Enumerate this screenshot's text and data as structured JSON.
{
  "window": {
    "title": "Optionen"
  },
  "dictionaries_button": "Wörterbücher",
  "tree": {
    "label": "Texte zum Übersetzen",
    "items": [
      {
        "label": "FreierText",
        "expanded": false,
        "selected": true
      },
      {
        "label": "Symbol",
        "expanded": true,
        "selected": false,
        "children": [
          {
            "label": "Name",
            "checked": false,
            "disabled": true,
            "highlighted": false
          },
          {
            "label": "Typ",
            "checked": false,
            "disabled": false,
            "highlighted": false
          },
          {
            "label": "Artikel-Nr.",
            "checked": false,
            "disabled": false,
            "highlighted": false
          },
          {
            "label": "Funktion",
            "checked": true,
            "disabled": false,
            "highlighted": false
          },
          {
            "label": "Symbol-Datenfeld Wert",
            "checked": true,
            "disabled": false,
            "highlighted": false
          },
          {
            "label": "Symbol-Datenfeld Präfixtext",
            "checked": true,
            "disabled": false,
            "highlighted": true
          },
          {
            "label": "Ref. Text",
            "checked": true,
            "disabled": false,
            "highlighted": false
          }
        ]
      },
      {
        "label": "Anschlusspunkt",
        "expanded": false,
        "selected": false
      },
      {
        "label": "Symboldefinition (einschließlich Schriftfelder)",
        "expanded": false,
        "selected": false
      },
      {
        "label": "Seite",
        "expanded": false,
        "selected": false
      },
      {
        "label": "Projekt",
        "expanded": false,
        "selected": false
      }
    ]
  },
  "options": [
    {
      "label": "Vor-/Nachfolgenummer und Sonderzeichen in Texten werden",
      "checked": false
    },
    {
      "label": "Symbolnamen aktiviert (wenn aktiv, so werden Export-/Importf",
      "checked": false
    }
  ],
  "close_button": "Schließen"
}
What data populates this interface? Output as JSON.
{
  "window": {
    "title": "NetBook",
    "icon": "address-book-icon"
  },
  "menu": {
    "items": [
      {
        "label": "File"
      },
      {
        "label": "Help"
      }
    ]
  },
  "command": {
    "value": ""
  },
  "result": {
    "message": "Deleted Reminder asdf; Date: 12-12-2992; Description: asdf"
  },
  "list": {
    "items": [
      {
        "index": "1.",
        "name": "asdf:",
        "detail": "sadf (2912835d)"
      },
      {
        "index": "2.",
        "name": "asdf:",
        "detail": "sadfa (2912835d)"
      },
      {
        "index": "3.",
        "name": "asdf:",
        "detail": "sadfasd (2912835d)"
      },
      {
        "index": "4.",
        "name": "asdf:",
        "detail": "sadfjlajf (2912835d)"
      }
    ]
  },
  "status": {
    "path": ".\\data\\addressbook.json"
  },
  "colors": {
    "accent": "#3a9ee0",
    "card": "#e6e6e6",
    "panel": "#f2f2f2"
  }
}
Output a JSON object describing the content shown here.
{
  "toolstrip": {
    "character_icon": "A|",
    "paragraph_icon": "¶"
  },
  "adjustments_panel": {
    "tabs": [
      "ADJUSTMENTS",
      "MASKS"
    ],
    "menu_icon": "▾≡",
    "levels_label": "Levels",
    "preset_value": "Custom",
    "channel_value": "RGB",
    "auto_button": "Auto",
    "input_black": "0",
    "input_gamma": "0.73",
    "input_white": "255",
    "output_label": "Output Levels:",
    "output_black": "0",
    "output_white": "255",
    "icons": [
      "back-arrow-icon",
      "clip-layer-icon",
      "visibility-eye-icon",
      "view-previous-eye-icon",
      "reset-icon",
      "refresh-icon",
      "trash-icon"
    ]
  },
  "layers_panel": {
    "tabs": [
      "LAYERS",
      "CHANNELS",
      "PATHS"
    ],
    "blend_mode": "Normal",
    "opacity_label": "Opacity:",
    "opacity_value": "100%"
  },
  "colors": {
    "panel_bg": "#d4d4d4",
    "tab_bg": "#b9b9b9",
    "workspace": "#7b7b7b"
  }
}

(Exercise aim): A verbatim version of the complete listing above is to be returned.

(Response to the exercise):
Enumerate this screenshot's text and data as structured JSON.
{
  "window": {
    "title": "Optionen"
  },
  "dictionaries_button": "Wörterbücher",
  "tree": {
    "label": "Texte zum Übersetzen",
    "items": [
      {
        "label": "FreierText",
        "expanded": false,
        "selected": true
      },
      {
        "label": "Symbol",
        "expanded": true,
        "selected": false,
        "children": [
          {
            "label": "Name",
            "checked": false,
            "disabled": true,
            "highlighted": false
          },
          {
            "label": "Typ",
            "checked": false,
            "disabled": false,
            "highlighted": false
          },
          {
            "label": "Artikel-Nr.",
            "checked": false,
            "disabled": false,
            "highlighted": false
          },
          {
            "label": "Funktion",
            "checked": true,
            "disabled": false,
            "highlighted": false
          },
          {
            "label": "Symbol-Datenfeld Wert",
            "checked": true,
            "disabled": false,
            "highlighted": false
          },
          {
            "label": "Symbol-Datenfeld Präfixtext",
            "checked": true,
            "disabled": false,
            "highlighted": true
          },
          {
            "label": "Ref. Text",
            "checked": true,
            "disabled": false,
            "highlighted": false
          }
        ]
      },
      {
        "label": "Anschlusspunkt",
        "expanded": false,
        "selected": false
      },
      {
        "label": "Symboldefinition (einschließlich Schriftfelder)",
        "expanded": false,
        "selected": false
      },
      {
        "label": "Seite",
        "expanded": false,
        "selected": false
      },
      {
        "label": "Projekt",
        "expanded": false,
        "selected": false
      }
    ]
  },
  "options": [
    {
      "label": "Vor-/Nachfolgenummer und Sonderzeichen in Texten werden",
      "checked": false
    },
    {
      "label": "Symbolnamen aktiviert (wenn aktiv, so werden Export-/Importf",
      "checked": false
    }
  ],
  "close_button": "Schließen"
}
What data populates this interface? Output as JSON.
{
  "window": {
    "title": "NetBook",
    "icon": "address-book-icon"
  },
  "menu": {
    "items": [
      {
        "label": "File"
      },
      {
        "label": "Help"
      }
    ]
  },
  "command": {
    "value": ""
  },
  "result": {
    "message": "Deleted Reminder asdf; Date: 12-12-2992; Description: asdf"
  },
  "list": {
    "items": [
      {
        "index": "1.",
        "name": "asdf:",
        "detail": "sadf (2912835d)"
      },
      {
        "index": "2.",
        "name": "asdf:",
        "detail": "sadfa (2912835d)"
      },
      {
        "index": "3.",
        "name": "asdf:",
        "detail": "sadfasd (2912835d)"
      },
      {
        "index": "4.",
        "name": "asdf:",
        "detail": "sadfjlajf (2912835d)"
      }
    ]
  },
  "status": {
    "path": ".\\data\\addressbook.json"
  },
  "colors": {
    "accent": "#3a9ee0",
    "card": "#e6e6e6",
    "panel": "#f2f2f2"
  }
}
Output a JSON object describing the content shown here.
{
  "toolstrip": {
    "character_icon": "A|",
    "paragraph_icon": "¶"
  },
  "adjustments_panel": {
    "tabs": [
      "ADJUSTMENTS",
      "MASKS"
    ],
    "menu_icon": "▾≡",
    "levels_label": "Levels",
    "preset_value": "Custom",
    "channel_value": "RGB",
    "auto_button": "Auto",
    "input_black": "0",
    "input_gamma": "0.73",
    "input_white": "255",
    "output_label": "Output Levels:",
    "output_black": "0",
    "output_white": "255",
    "icons": [
      "back-arrow-icon",
      "clip-layer-icon",
      "visibility-eye-icon",
      "view-previous-eye-icon",
      "reset-icon",
      "refresh-icon",
      "trash-icon"
    ]
  },
  "layers_panel": {
    "tabs": [
      "LAYERS",
      "CHANNELS",
      "PATHS"
    ],
    "blend_mode": "Normal",
    "opacity_label": "Opacity:",
    "opacity_value": "100%"
  },
  "colors": {
    "panel_bg": "#d4d4d4",
    "tab_bg": "#b9b9b9",
    "workspace": "#7b7b7b"
  }
}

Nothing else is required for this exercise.